The emphasis of ecological gardening is often on food production, seeking to reduce the distance food travels from harvest to your table, and therefore reduce consumption of fossil fuel. Organic methods and permaculture are hallmarks of this approach.

So ecological gardening has combined sustainability, organic methods, habitat creation, and permaculture into a focus on your garden as an ecosystem that is able to supply your family food.

Ecosystem Gardening

Ecosystem Gardening is a combination of all of the above, with an emphasis on creating welcoming habitats for wildlife.

Ecosystem Gardening is:

  • Sustainable Landscaping—conserving natural resources like healthy topsoil, and clean water, reducing the use of fossil fuels, managing rainwater where it falls, composting garden waste onsite to keep it out of landfills, and wisely choosing local, recycled or sustainable materials.
  • Organic Gardening—the use of chemical fertilizers, herbicides, and pesticides is harmful to wildlife, humans, and the environment. Organic methods have shown that these are not necessary
  • Habitat Gardening—native plants are an absolute necessity in creating habitats for wildlife.
  • Natural Gardening—mimicking the structure and function of natural areas in our gardens can create an aesthetically pleasing vertical view for you and for wildlife, and contribute to ecosystem services and functions.
  • Ecological Gardening—knowing that your garden is indeed an ecosystem that provides much needed habitats for wildlife and creating plant communities based on similar soil, light, and moisture requirements.
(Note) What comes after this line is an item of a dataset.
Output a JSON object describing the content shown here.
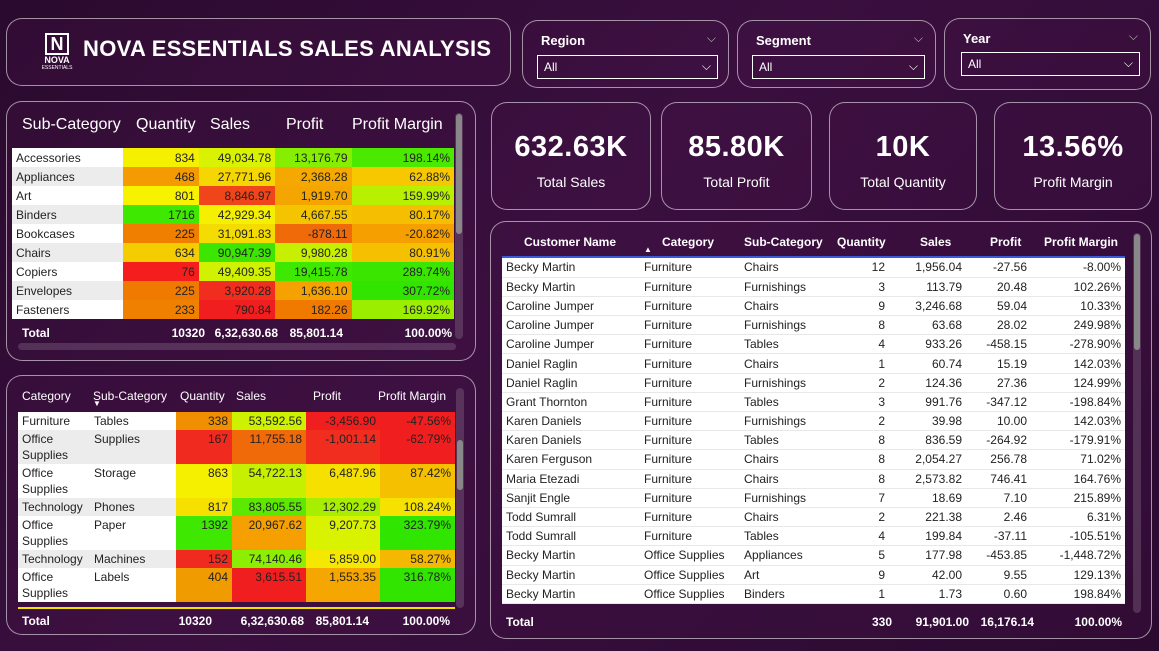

The goal of Ecosystem Gardening is to incorporate elements from all of the above gardening styles into a coherent practice that benefits wildlife, provides beauty for you, conserves natural resources, and makes the world a better place.

Many species of wildlife are declining because of the human action of habitat loss, degradation, and fragmentation. You can “give a little back to wildlife” by choosing to manage your property in a way which supports and welcomes wildlife. You can learn to share your place with the wildlife around you.